I am a Proud Middle Child
How being a middle child shaped who I am.
August 12th is National Middle Child Day. Perhaps it’s meant to take place when people are so absorbed in their summer plans that like the middle child, the day goes unnoticed.
The theory that birth order affects one’s personality dates back to notable psychiatrist, Alfred Adler. But there’s much controversy surrounding the science of The Middle Child and the associated syndrome. For years, researchers have attempted to study “The Middle Child,” yielding some pretty disturbing results; numerous claims have even suggested that a middle child has an increased risk of delinquency and manipulative behavior.
A fellow middle child told me that growing up, she was savvy about leveraging her position in the family. If the older children were granted a privilege, she’d insist that she be included in it, because she was “one of the older ones.” When younger children were being treated to something, she insisted that she was “one of the younger ones.”
I’d hardly call this manipulative; it’s just a talent for bargaining!
In honor of this special day, I celebrate how being a middle child has fostered my own growth, especially when it comes to interpersonal skills.
1. I’ve learned to bail everyone out of trouble
Life is messy and people face challenges. As the middle child, no one is afraid to approach me for help because I’m not the strong-willed oldest, nor the youngest, who’s busy trying to keep up with everyone.
I don’t think it’s a coincidence that the tribe of Dan, descending from one of Jacob’s honorary middle children (due to complicated maternal dynamics, he’s traditionally listed as a middle child), was relegated to the back of the moving desert encampment; the tribe of Dan was characteristically tasked with the responsibility of making sure that no one was left behind. Similarly, I’ve been the one to gather any laggers.

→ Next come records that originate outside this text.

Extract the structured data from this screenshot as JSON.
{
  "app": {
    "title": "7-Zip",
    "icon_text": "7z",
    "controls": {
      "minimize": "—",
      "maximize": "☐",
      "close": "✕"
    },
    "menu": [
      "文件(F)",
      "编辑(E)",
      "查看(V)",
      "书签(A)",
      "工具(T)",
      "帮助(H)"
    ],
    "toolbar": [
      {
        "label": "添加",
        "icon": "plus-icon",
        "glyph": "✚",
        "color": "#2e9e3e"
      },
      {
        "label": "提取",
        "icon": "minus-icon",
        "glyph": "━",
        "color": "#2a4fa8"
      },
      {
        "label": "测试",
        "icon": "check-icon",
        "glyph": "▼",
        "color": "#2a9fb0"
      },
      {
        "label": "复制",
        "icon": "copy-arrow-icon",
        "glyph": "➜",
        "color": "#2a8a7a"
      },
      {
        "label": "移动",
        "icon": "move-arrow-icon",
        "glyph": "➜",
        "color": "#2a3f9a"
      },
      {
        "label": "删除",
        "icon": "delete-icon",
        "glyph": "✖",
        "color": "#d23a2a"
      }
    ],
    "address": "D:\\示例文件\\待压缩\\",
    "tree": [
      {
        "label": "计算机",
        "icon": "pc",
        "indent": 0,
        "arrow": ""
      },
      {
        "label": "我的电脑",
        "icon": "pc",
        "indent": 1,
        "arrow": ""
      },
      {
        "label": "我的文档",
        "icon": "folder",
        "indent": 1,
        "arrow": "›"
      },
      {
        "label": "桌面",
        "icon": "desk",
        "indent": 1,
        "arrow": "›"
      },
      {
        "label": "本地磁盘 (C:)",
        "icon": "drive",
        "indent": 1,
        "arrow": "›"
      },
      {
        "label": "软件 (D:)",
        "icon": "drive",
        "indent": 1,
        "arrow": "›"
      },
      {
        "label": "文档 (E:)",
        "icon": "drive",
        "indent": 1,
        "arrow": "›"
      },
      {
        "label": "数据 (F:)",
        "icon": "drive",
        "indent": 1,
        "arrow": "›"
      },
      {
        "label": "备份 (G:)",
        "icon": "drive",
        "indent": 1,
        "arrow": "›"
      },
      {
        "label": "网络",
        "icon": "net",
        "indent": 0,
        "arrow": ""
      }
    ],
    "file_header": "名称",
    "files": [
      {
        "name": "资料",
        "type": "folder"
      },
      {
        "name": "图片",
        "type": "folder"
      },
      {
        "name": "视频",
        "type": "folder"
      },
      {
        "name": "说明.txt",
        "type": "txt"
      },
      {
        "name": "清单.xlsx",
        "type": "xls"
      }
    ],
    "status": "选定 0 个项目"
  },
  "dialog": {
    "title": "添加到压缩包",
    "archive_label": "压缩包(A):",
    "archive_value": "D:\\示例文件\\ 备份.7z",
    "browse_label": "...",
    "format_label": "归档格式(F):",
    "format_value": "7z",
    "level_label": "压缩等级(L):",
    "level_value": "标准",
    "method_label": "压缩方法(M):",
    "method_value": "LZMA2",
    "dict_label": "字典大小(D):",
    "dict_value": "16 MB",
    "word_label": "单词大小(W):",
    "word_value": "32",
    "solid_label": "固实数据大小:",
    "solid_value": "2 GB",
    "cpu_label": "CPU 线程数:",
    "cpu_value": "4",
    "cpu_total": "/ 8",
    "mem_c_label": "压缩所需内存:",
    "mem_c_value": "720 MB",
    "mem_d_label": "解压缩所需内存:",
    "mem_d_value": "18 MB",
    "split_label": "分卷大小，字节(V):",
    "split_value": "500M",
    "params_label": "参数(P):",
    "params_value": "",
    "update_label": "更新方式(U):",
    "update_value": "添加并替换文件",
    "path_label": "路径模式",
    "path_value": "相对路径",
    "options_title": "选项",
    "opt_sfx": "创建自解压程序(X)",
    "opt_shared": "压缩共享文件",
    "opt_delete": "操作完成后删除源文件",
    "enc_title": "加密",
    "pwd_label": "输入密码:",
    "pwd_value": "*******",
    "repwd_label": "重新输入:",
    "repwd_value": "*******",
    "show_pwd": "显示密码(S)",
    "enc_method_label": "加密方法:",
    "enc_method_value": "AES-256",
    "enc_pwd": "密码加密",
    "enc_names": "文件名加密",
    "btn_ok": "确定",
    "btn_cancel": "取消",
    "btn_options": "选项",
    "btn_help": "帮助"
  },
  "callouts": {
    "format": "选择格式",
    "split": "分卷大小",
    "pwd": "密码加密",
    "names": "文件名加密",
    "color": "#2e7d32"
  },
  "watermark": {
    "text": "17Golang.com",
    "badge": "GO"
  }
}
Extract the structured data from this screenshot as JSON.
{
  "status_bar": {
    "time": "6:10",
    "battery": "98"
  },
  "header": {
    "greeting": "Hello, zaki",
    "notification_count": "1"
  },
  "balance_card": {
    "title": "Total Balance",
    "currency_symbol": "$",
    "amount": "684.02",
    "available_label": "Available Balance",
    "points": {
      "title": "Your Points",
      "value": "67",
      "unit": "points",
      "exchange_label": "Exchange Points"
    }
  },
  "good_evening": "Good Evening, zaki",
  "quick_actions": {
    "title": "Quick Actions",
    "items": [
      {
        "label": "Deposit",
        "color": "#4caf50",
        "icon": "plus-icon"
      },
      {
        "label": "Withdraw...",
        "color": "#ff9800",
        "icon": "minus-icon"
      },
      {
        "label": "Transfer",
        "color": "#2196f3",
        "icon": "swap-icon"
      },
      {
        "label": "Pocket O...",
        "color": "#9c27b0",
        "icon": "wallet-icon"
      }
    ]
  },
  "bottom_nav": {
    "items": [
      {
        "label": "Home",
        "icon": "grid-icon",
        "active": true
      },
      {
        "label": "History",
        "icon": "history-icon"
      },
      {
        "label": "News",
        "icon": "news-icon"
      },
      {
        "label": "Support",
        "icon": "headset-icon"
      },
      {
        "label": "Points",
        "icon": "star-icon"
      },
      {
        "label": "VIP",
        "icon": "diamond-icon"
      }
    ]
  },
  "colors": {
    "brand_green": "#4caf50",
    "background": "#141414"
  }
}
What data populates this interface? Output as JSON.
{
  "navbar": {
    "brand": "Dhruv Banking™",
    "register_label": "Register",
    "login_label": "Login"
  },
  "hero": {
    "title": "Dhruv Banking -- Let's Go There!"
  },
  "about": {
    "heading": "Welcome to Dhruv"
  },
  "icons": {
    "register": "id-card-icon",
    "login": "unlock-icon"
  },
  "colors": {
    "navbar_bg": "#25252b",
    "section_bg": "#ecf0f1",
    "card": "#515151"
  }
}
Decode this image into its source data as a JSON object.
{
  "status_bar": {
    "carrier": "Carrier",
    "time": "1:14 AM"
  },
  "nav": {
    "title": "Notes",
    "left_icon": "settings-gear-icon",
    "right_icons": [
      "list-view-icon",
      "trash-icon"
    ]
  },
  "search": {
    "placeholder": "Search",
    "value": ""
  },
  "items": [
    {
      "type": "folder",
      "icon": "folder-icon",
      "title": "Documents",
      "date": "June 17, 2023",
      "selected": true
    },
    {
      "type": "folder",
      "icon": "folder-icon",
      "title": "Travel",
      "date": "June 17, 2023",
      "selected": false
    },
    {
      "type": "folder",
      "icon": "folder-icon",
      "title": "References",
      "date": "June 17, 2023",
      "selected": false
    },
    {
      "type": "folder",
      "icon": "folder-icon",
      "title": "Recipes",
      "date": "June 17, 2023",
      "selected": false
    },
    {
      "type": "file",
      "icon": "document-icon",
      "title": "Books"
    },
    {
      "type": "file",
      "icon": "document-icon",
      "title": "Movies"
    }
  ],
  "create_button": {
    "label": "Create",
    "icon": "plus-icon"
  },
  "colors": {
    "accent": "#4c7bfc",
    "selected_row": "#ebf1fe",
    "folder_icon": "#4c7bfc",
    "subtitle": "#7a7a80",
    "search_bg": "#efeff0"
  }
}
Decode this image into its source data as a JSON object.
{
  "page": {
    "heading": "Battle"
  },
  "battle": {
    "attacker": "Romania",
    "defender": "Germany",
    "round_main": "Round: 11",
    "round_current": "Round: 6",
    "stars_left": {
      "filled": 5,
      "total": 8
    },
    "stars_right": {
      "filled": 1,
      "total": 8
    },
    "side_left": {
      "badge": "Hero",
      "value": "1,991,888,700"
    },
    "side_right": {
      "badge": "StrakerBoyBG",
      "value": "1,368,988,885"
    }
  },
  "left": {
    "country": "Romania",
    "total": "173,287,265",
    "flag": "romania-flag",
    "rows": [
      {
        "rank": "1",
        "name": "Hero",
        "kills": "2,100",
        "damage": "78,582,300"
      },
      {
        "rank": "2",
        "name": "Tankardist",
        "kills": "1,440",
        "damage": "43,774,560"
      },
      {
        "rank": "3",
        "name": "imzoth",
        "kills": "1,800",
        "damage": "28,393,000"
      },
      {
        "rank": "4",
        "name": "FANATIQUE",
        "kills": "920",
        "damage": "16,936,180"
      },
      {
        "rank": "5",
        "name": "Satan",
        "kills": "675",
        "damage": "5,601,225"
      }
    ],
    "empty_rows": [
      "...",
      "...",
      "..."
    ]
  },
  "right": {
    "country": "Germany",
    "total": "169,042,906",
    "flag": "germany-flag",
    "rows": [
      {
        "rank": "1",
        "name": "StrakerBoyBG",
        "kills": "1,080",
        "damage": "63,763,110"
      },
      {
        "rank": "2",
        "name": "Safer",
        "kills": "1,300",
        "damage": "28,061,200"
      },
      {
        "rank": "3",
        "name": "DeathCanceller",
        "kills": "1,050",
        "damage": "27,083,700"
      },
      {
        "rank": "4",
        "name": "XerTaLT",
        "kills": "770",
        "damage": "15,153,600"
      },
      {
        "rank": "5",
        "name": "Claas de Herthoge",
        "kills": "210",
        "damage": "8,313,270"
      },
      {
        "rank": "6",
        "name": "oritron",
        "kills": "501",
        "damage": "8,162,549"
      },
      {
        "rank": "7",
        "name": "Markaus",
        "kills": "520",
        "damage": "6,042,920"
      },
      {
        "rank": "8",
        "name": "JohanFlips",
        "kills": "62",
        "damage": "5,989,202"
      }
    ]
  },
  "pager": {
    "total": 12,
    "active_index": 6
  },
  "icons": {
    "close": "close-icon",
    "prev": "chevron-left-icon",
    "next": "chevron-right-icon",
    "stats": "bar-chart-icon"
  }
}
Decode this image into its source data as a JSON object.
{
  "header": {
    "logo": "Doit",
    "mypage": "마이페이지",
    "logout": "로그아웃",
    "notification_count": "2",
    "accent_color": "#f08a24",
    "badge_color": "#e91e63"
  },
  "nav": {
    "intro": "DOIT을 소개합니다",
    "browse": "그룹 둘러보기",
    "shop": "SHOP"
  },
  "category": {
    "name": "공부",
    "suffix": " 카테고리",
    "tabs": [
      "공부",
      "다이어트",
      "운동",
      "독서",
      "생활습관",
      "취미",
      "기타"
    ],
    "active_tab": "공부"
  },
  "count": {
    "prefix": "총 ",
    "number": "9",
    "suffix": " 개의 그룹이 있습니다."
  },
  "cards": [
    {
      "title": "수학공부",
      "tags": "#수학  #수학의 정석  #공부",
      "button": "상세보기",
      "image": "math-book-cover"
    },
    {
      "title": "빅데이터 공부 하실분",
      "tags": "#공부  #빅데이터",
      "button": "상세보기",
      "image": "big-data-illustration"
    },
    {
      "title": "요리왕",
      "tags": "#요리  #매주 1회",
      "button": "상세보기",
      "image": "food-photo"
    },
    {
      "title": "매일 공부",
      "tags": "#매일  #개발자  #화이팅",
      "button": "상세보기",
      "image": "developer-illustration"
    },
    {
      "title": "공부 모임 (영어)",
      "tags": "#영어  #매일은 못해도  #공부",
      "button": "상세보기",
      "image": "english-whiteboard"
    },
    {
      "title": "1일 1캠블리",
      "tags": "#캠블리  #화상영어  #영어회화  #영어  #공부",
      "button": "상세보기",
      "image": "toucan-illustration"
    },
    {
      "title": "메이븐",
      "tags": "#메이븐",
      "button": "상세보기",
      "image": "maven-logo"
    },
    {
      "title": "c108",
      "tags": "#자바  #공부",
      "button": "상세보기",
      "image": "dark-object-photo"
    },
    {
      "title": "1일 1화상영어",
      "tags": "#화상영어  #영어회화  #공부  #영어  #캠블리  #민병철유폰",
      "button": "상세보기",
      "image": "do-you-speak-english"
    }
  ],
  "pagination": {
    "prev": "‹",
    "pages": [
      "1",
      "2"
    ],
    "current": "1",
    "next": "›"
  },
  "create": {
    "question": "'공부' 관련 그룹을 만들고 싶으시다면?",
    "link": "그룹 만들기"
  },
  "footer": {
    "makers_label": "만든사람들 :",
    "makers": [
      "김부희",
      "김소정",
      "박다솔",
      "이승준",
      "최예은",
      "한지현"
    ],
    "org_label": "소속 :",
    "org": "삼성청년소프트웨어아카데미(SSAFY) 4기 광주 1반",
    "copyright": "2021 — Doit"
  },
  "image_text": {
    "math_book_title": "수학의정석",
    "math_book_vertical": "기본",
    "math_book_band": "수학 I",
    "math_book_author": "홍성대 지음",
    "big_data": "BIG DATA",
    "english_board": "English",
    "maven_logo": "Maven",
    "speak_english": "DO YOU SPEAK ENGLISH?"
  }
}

If a family member is stranded, or misses the bus, you’ll see my blue minivan coming to the rescue (even if it might not seem like the most heroic vehicle).
2. I’ve internalized the art of empathy
As the Chips Ahoy! commercial used to sing, “I’m squeezed in the middle…” I support the load of my older sibling on one shoulder, and that of my younger siblings on the other. With weight on both sides, I often find myself genuinely suffering for others.
And while many mothers have likely locked themselves in a room to cry to “Surface Pressure,” from the movie Encanto, as a middle child, the song strikes me on a second level. Luisa Madrigal, a fellow middle child, sings, “Give it to your sister and never wonder, if the same pressure would’ve pulled you under…”
Yes, Luisa, I feel the pressure too! As the empathetic middle children of our respective families, we carry great responsibility.
Remarkably, even when someone is unkind to me, I can’t bear to see him suffer. And I often marvel at what happens when our empathetic 5-year-old’s siblings are in “time-out” for being mean to him. You’d expect him to smile smugly, but instead, as our original middle child, he begs us to set them free.
3. Family members come to me for advice
As the invisible passenger who quietly surveys the scene, I’ve gained much wisdom. My older sibling who is tasked with trailblazing has come to me when unsure how to climb. Younger siblings have looked to me for advice, because of my unique position of learning from my older sibling’s mistakes.
Knowing that I have a scenic vantage point, along with empathy, my parents have come to me as well.
4. I’ve uncovered how to live without recognition
Because I am so used to being an observer who guides others, I don’t expect people to focus on me. I remember wondering before my wedding, how will I handle so much attention?
Similarly, our son’s pre-school teacher quickly learned not to make him “Star of the Week” because he got upset from the acknowledgement. As parents, it’s been difficult to no longer see him celebrated this way, but I must say that as a fellow middle child, I totally understand him.
5. I’ve developed into the “Peacemaker”
The quintessential peacemaker and middle child is Moses’ brother, Aaron who was a lover and pursuer of peace. When Aaron died, the entire nation wept due to the loss of their family mediator.
Why does being the middle child hone such skills? Perhaps it’s because no one views us as intimidating. Without the attention reserved for the eldest and youngest children, we are the invisible force that quietly draws people back together. We are the bridge between the older and the younger, which places us in an invaluable position.
To all my fellow Middle Children out there, I empower you to try to reach inside and see how your place in the family has positively shaped you. Despite the challenges you’ve faced, you have persevered. Even if no one else celebrates, I’ll be thinking of you on August 12th.